Many Americans were shocked to learn of Colin Powell’s death from COVID-19-related complications Monday, especially because the former secretary of state and retired four-star general was fully vaccinated against the disease.
“We have lost a remarkable and loving husband, father, grandfather and a great Americans,” Powell’s family said in its statement.
Although dying from COVID-19 is extremely uncommon among the fully vaccinated, health experts say age and preexisting medical conditions may increase the odds of breakthrough infection, severe disease and even death.
Newly released data from the Centers for Disease Control and Prevention shows fully vaccinated people 80 and older are about as likely to die from a COVID-19 infection as unvaccinated people in their 50s and early 60s.
The CDC also reports that as of Oct. 12, 7,178 deaths among vaccinated people; 85% of the deaths are in people 65 and older.
At 84, health experts say, Powell fell into this high-risk group.
“As we get older, our immune system is weaker and it is less likely to respond appropriately to vaccinations, and we’re more likely to get ill when we do get exposed to infection,” said Dr. Kristin Englund, an infectious disease expert at the Cleveland Clinic. “That’s why very early on we targeted vaccines for our elderly population.”
Because older people were some of the first Americans to get vaccinated, she said, it’s possible Powell’s immunity may have waned over time, although it’s not clear exactly when he got his first shot.
Research suggests that may be happening among other populations, too. A study in August from the CDC showed vaccine effectiveness decreased among health care workers who were fully vaccinated since the time the delta coronavirus variant became widespread.
But the odds of dying are still much worse if the person is unvaccinated. Unvaccinated people 80 and older are about six times more likely to die from a COVID-19 infection than vaccinated people in the same age group, CDC data shows.
Powell may have also had multiple myeloma, according to media reports, which is a type of blood cancer that affects the body’s immune system. Health experts say that undoubtedly would have played a role in his ability to fight off infection.
“He had a cancer of his white blood cells, and those are the some of the cells that we need to help fight infections,” Englund said. “Typically it affects the B-cells in the white blood cells that help us form antibodies and immunity.”
Myeloma is more commonly seen in people over 60, said Dr. Don Benson, hematologist-oncologist at The Ohio State University Comprehensive Cancer Center.
Who was Colin Powell?: First Black secretary of state dies from COVID complications.
Roughly 35,000 cases of myeloma are reported in the U.S. each year. Although it’s considered an incurable cancer, most patients don’t die from the disease itself.
“Far and away the most common cause of death is actually infection,” Benson said. “Both the disease and the treatments that we use will either suppress or dysregulate their immune function and make them more susceptible to not just COVID but bacterial and other viral infections.”

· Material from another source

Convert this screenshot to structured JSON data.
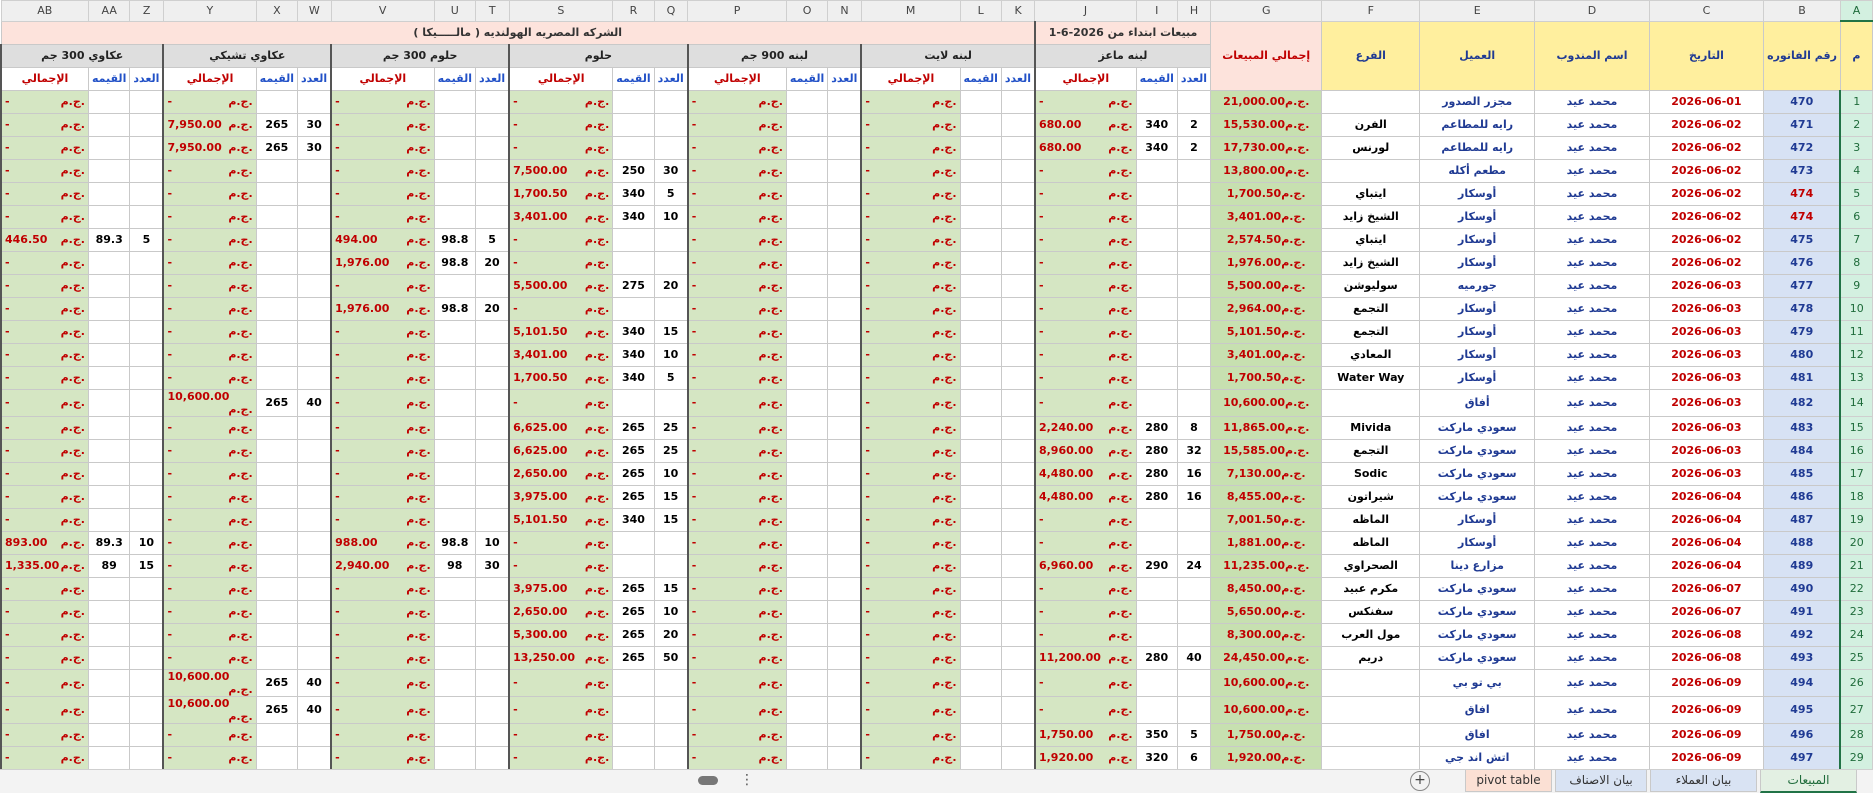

To better protect vulnerable populations, the Food and Drug Administration authorized a third COVID-19 vaccine shot in August for people with severely weakened immune systems.

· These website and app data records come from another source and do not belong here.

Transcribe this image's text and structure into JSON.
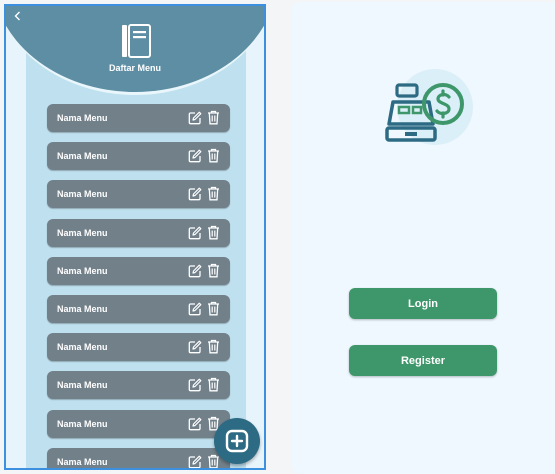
{
  "menu_screen": {
    "back_icon": "chevron-left-icon",
    "header_icon": "book-icon",
    "title": "Daftar Menu",
    "items": [
      {
        "label": "Nama Menu"
      },
      {
        "label": "Nama Menu"
      },
      {
        "label": "Nama Menu"
      },
      {
        "label": "Nama Menu"
      },
      {
        "label": "Nama Menu"
      },
      {
        "label": "Nama Menu"
      },
      {
        "label": "Nama Menu"
      },
      {
        "label": "Nama Menu"
      },
      {
        "label": "Nama Menu"
      },
      {
        "label": "Nama Menu"
      }
    ],
    "item_icons": [
      "edit-icon",
      "trash-icon"
    ],
    "fab_icon": "add-square-icon"
  },
  "auth_screen": {
    "logo_icon": "cash-register-icon",
    "login_label": "Login",
    "register_label": "Register"
  },
  "colors": {
    "frame_border": "#3d8fe0",
    "header": "#5d8ea3",
    "menu_item": "#72808a",
    "fab": "#2d6a83",
    "button_green": "#3e976a",
    "logo_dark": "#2d6a83",
    "logo_green": "#3e976a",
    "right_bg": "#eef8fe"
  }
}
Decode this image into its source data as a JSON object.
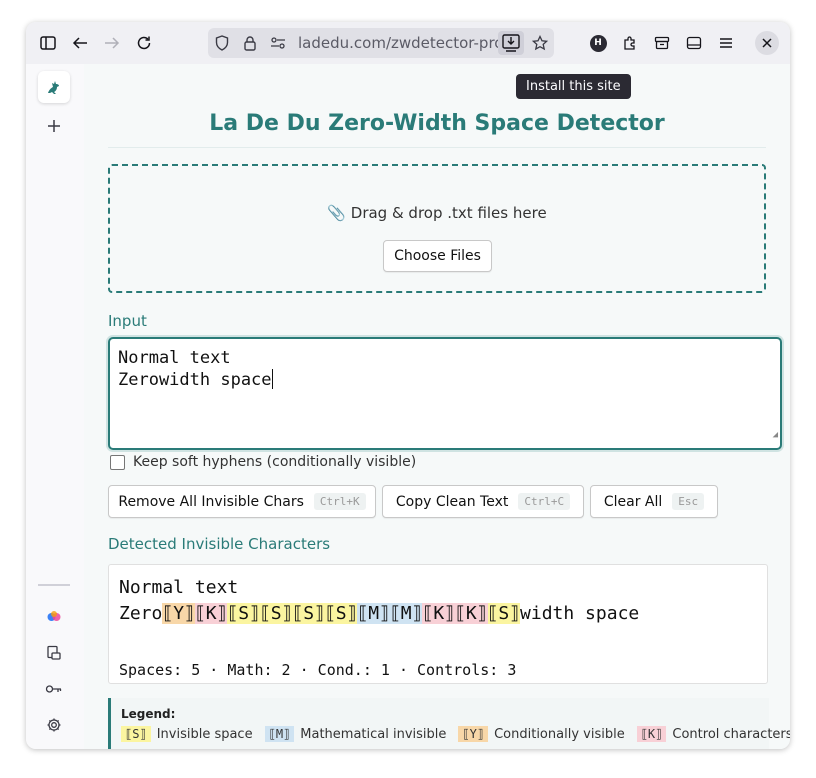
{
  "browser": {
    "url_text": "ladedu.com/zwdetector-pro/",
    "tooltip": "Install this site",
    "profile_initial": "H"
  },
  "page": {
    "title": "La De Du Zero-Width Space Detector",
    "dropzone": {
      "text": "📎 Drag & drop .txt files here",
      "button_label": "Choose Files"
    },
    "input_label": "Input",
    "input_line1": "Normal text",
    "input_line2": "Zerowidth space",
    "checkbox_label": "Keep soft hyphens (conditionally visible)",
    "actions": [
      {
        "label": "Remove All Invisible Chars",
        "shortcut": "Ctrl+K"
      },
      {
        "label": "Copy Clean Text",
        "shortcut": "Ctrl+C"
      },
      {
        "label": "Clear All",
        "shortcut": "Esc"
      }
    ],
    "detected_label": "Detected Invisible Characters",
    "output": {
      "line1": "Normal text",
      "line2_prefix": "Zero",
      "markers": [
        "⟦Y⟧",
        "⟦K⟧",
        "⟦S⟧",
        "⟦S⟧",
        "⟦S⟧",
        "⟦S⟧",
        "⟦M⟧",
        "⟦M⟧",
        "⟦K⟧",
        "⟦K⟧",
        "⟦S⟧"
      ],
      "line2_suffix": "width space",
      "stats": "Spaces: 5 · Math: 2 · Cond.: 1 · Controls: 3"
    },
    "legend": {
      "title": "Legend:",
      "items": [
        {
          "marker": "⟦S⟧",
          "label": "Invisible space"
        },
        {
          "marker": "⟦M⟧",
          "label": "Mathematical invisible"
        },
        {
          "marker": "⟦Y⟧",
          "label": "Conditionally visible"
        },
        {
          "marker": "⟦K⟧",
          "label": "Control characters"
        }
      ]
    }
  },
  "colors": {
    "accent": "#2a7b78",
    "space": "#fbf5a0",
    "math": "#cfe3f2",
    "conditional": "#f8d7a8",
    "control": "#f8d0d6"
  },
  "icons": [
    "sidebar-toggle-icon",
    "back-icon",
    "forward-icon",
    "reload-icon",
    "shield-icon",
    "lock-icon",
    "permissions-icon",
    "install-icon",
    "star-icon",
    "extensions-icon",
    "container-icon",
    "reader-icon",
    "menu-icon",
    "close-icon",
    "kangaroo-logo-icon",
    "plus-icon",
    "copilot-icon",
    "page-icon",
    "key-icon",
    "gear-icon"
  ]
}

That made roughly 2.7 million immunocompromised Americans eligible to receive a third shot of the Pfizer-BioNTech vaccine, including those who are in cancer treatment, received organ transplants or are taking immunosuppressive therapy.
The agency also authorized a booster shot of the Pfizer vaccine in September for people 65 and older, younger adults with underlying health conditions and those in jobs that put them at high risk for infection. More than 8.8 million people have received a Pfizer booster since its authorization.
Last week, an FDA advisory committee voted to support a half-dose booster shot of the Moderna vaccine for similar populations. The panel also decided Friday that the Johnson & Johnson vaccine should be considered a two-dose vaccine rather than the one-and-done shot that had received initial authorization.
Powell’s family did not say whether he received a third shot. But Englund said it’s difficult to speculate whether it would have prevented infection.
“He had a very difficult blood cancer that he has been fighting. Whether he would have had an adequate response to a booster is unclear,” she said. “We don’t know his status of multiple myeloma, and we don’t know if a booster would have helped him.”
What would have helped, Englund said, is if more Americans were fully vaccinated. Powell’s death is an important reminder to get vaccinated, not only to protect yourself, but also to protect vulnerable populations such as the elderly and those with immunocompromising conditions, she said.
“If we could all do our part like he did throughout his entire life to serve Americans and get vaccinated, then maybe we could have built a ring of protection around him so he would have never been exposed to COVID,” she said. “He served his country the best he could, and now it’s our duty to do the same.”
Contributing: Mike Stucka, USA TODAY. Follow Adrianna Rodriguez on Twitter: @AdriannaUSAT.
Health and patient safety coverage at USA TODAY is made possible in part by a grant from the Masimo Foundation for Ethics, Innovation and Competition in Healthcare. The Masimo Foundation does not provide editorial input.
This article originally appeared on USA TODAY: Despite vaccination, Colin Powell was still in high-risk COVID group